The dolly dock is only one of two in the United States, and one of six in the world. The photo below (taken from the internet) shows a boat being lifted by one of the two cranes. Looks pretty exciting but also a bit scary.

Hoisted on/off the dock into/from the ocean

Boats on the dollies.


Our next overnight was in Bandon on the Sea which is a nice little town and also the Cranberry Capital of the World (according to them). We were told we could see whales coming into the Coquille River from the ocean but I guess our timing was off. Pretty spot, though.

We didn't see whales but did see a cool osprey nest in the RV park. This one seems to be looking right at the camera. I think it looks a bit like a cartoon character.

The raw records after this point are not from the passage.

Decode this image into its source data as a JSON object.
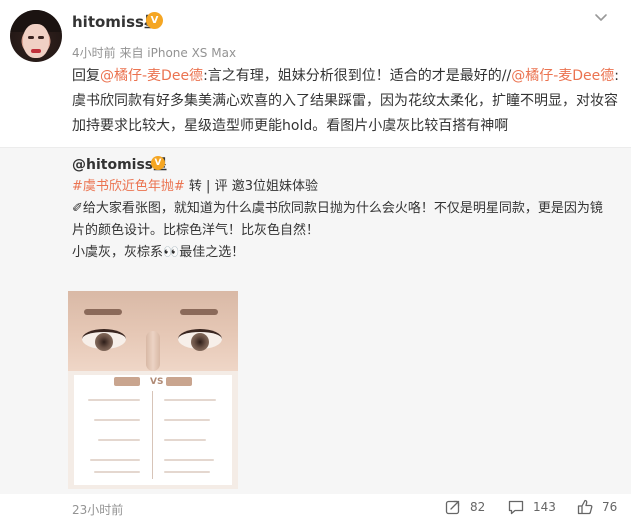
{
  "post": {
    "username": "hitomiss星",
    "meta": "4小时前 来自 iPhone XS Max",
    "reply_prefix": "回复",
    "mention1": "@橘仔-麦Dee德",
    "text1": ":言之有理，姐妹分析很到位！适合的才是最好的//",
    "mention2": "@橘仔-麦Dee德",
    "text2": ":虞书欣同款有好多集美满心欢喜的入了结果踩雷，因为花纹太柔化，扩瞳不明显，对妆容加持要求比较大，星级造型师更能hold。看图片小虞灰比较百搭有神啊"
  },
  "repost": {
    "username": "@hitomiss星",
    "topic": "#虞书欣近色年抛#",
    "topic_suffix": " 转 | 评 邀3位姐妹体验",
    "line2": "✐给大家看张图，就知道为什么虞书欣同款日抛为什么会火咯！不仅是明星同款，更是因为镜片的颜色设计。比棕色洋气！比灰色自然！",
    "line3_a": "小虞灰，灰棕系",
    "line3_emoji": "👀",
    "line3_b": "最佳之选！",
    "image_vs": "VS",
    "time": "23小时前",
    "share_count": "82",
    "comment_count": "143",
    "like_count": "76"
  },
  "colors": {
    "link": "#eb7350",
    "badge": "#f5a623",
    "muted": "#939393",
    "repost_bg": "#f6f6f6"
  },
  "icons": [
    "chevron-down-icon",
    "vip-badge-icon",
    "share-icon",
    "comment-icon",
    "like-icon"
  ]
}
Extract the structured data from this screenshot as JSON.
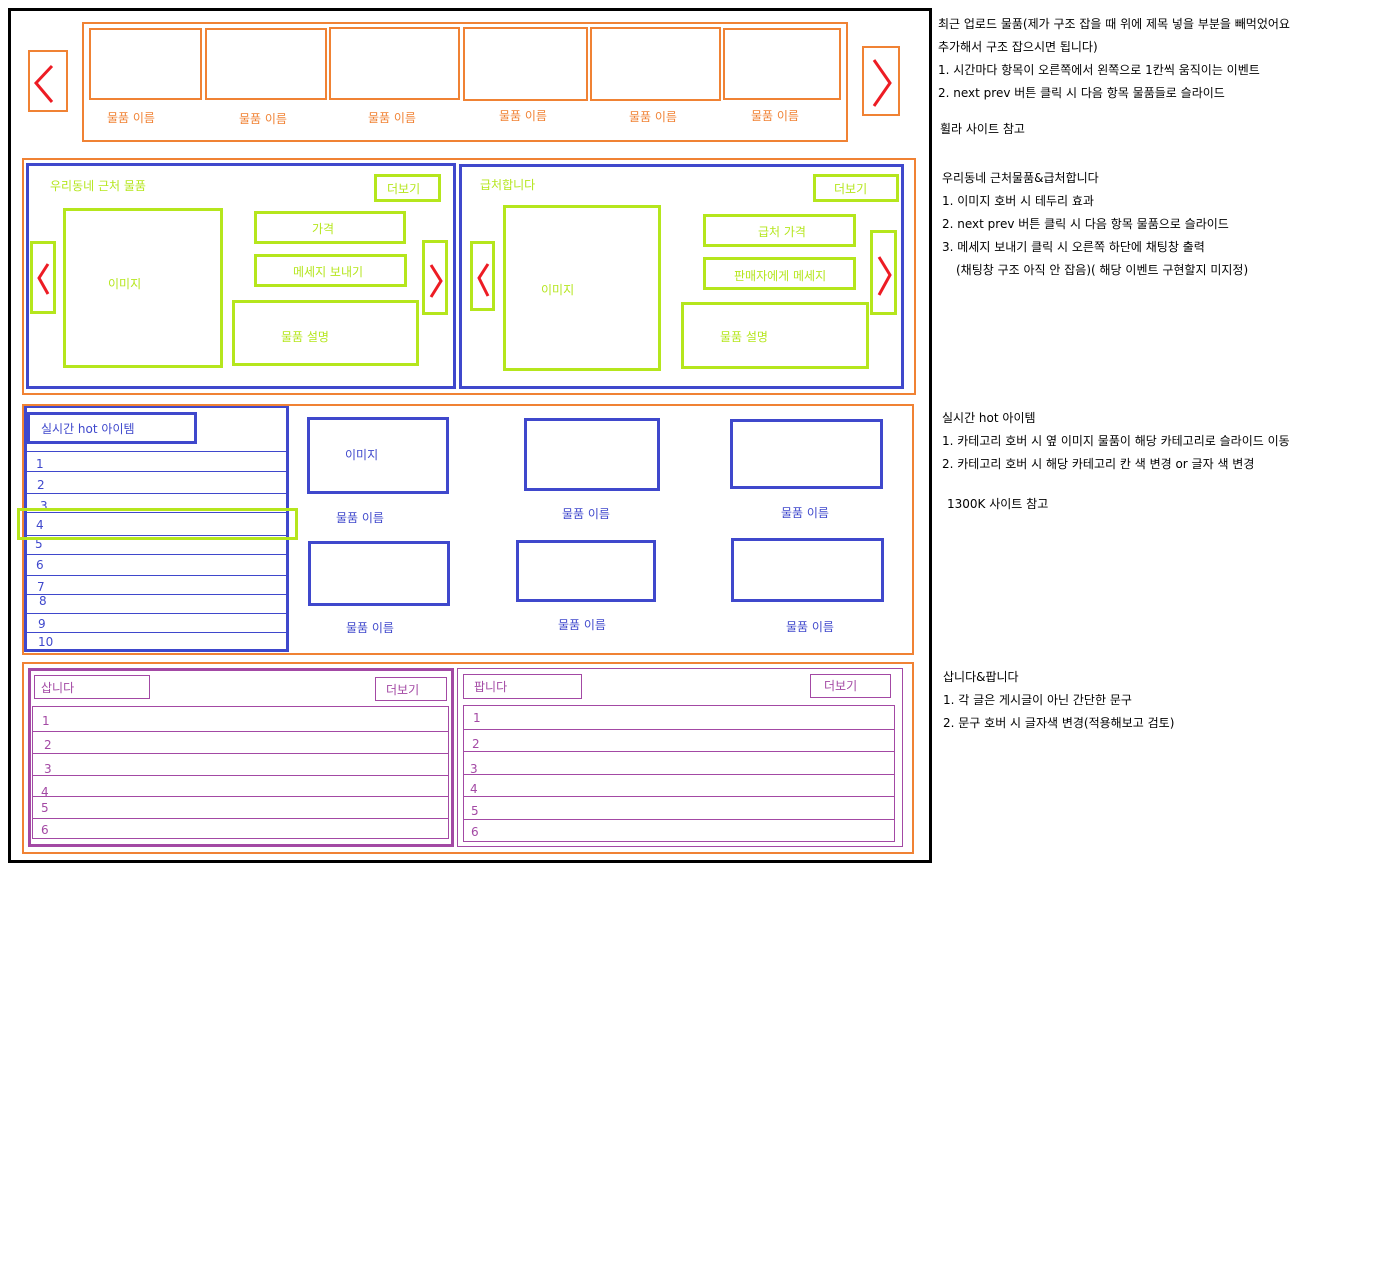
{
  "recent": {
    "item_labels": [
      "물품 이름",
      "물품 이름",
      "물품 이름",
      "물품 이름",
      "물품 이름",
      "물품 이름"
    ]
  },
  "nearby": {
    "title": "우리동네 근처 물품",
    "more": "더보기",
    "price": "가격",
    "send_message": "메세지 보내기",
    "image": "이미지",
    "description": "물품 설명"
  },
  "urgent": {
    "title": "급처합니다",
    "more": "더보기",
    "price": "급처 가격",
    "send_message": "판매자에게 메세지",
    "image": "이미지",
    "description": "물품 설명"
  },
  "hot": {
    "title": "실시간 hot 아이템",
    "ranks": [
      "1",
      "2",
      "3",
      "4",
      "5",
      "6",
      "7",
      "8",
      "9",
      "10"
    ],
    "image": "이미지",
    "item_labels": [
      "물품 이름",
      "물품 이름",
      "물품 이름",
      "물품 이름",
      "물품 이름",
      "물품 이름"
    ]
  },
  "buy": {
    "title": "삽니다",
    "more": "더보기",
    "rows": [
      "1",
      "2",
      "3",
      "4",
      "5",
      "6"
    ]
  },
  "sell": {
    "title": "팝니다",
    "more": "더보기",
    "rows": [
      "1",
      "2",
      "3",
      "4",
      "5",
      "6"
    ]
  },
  "notes": {
    "recent": [
      "최근 업로드 물품(제가 구조 잡을 때 위에 제목 넣을 부분을 빼먹었어요",
      "추가해서 구조 잡으시면 됩니다)",
      "1. 시간마다 항목이 오른쪽에서 왼쪽으로 1칸씩 움직이는 이벤트",
      "2. next prev 버튼 클릭 시 다음 항목 물품들로 슬라이드",
      "휠라 사이트 참고"
    ],
    "nearby": [
      "우리동네 근처물품&급처합니다",
      "1. 이미지 호버 시 테두리 효과",
      "2. next prev 버튼 클릭 시 다음 항목 물품으로 슬라이드",
      "3. 메세지 보내기 클릭 시 오른쪽 하단에 채팅창 출력",
      "(채팅창 구조 아직 안 잡음)( 해당 이벤트 구현할지 미지정)"
    ],
    "hot": [
      "실시간 hot 아이템",
      "1. 카테고리 호버 시 옆 이미지 물품이 해당 카테고리로 슬라이드 이동",
      "2. 카테고리 호버 시 해당 카테고리 칸 색 변경 or 글자 색 변경",
      "1300K 사이트 참고"
    ],
    "buysell": [
      "삽니다&팝니다",
      "1. 각 글은 게시글이 아닌 간단한 문구",
      "2. 문구 호버 시 글자색 변경(적용해보고 검토)"
    ]
  },
  "colors": {
    "orange": "#f08234",
    "blue": "#3f48cc",
    "green": "#b5e61d",
    "purple": "#a349a4",
    "arrow_red": "#ed1c24"
  }
}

Bandon is also a world class golf resort area. The Bandon Dunes Golf Resort has 5 courses - all true "links" courses of which there aren't a great many in the world. There are several golf resorts in this area. As a caddie back in the '60s Brian was amazed at what caddies are paid these days. Back in the day he got $5 or $6 per bag, per round, with hard working caddies taking home over $100 a week. Today at Bandon Dunes all caddie fees are to be paid by the guest directly to the caddie. Caddies average $80-$100+ per bag, per round. Not a bad gig. If you're a golfer and interested, more info

Gold Beach and the Rogue River

The Rogue River meets the ocean near the town of Gold Beach. As we got close to the bridge over the river we were astounded by the number of salmon sport fishing boats - guess it's a really good spot to catch salmon.

The dots in the pictures above are boats, just a small sample of what we saw in the river.

Maps....we made many stops along the way. 
Forks, WA to Tillamook, OR 253 miles

The Three Cape Loop with Cape Meares, 65 miles. Bay City, the oyster place, is just north of Tillamook.

Tillamook to Newport, 66 miles.

Newport to Bandon, 123 miles.


  1. Beautiful scenery. I can't wait until we have a chance to do this drive. It seems like there is so much to see and do and of course lots of hiking to be had. Thanks for the beautiful pictures and so glad that you enjoyed the coast so much.

    1. You and Kevin would love that whole area - some great hikes and scenery!

  2. I spent lots of time along those Tillamook beaches...way back when visiting the cheese factory was a super cool experience. You could walk among the cheese wheels and taste the few varieties they offered. The trees are remnants of an ancient forest along the coastline that were wiped out during a massive tsunami. There are many trunks buried underwater along there. Aren't they gigantic trees?

    1. Those are the biggest trees we've seen on any beach. They rival the coastal redwoods living today -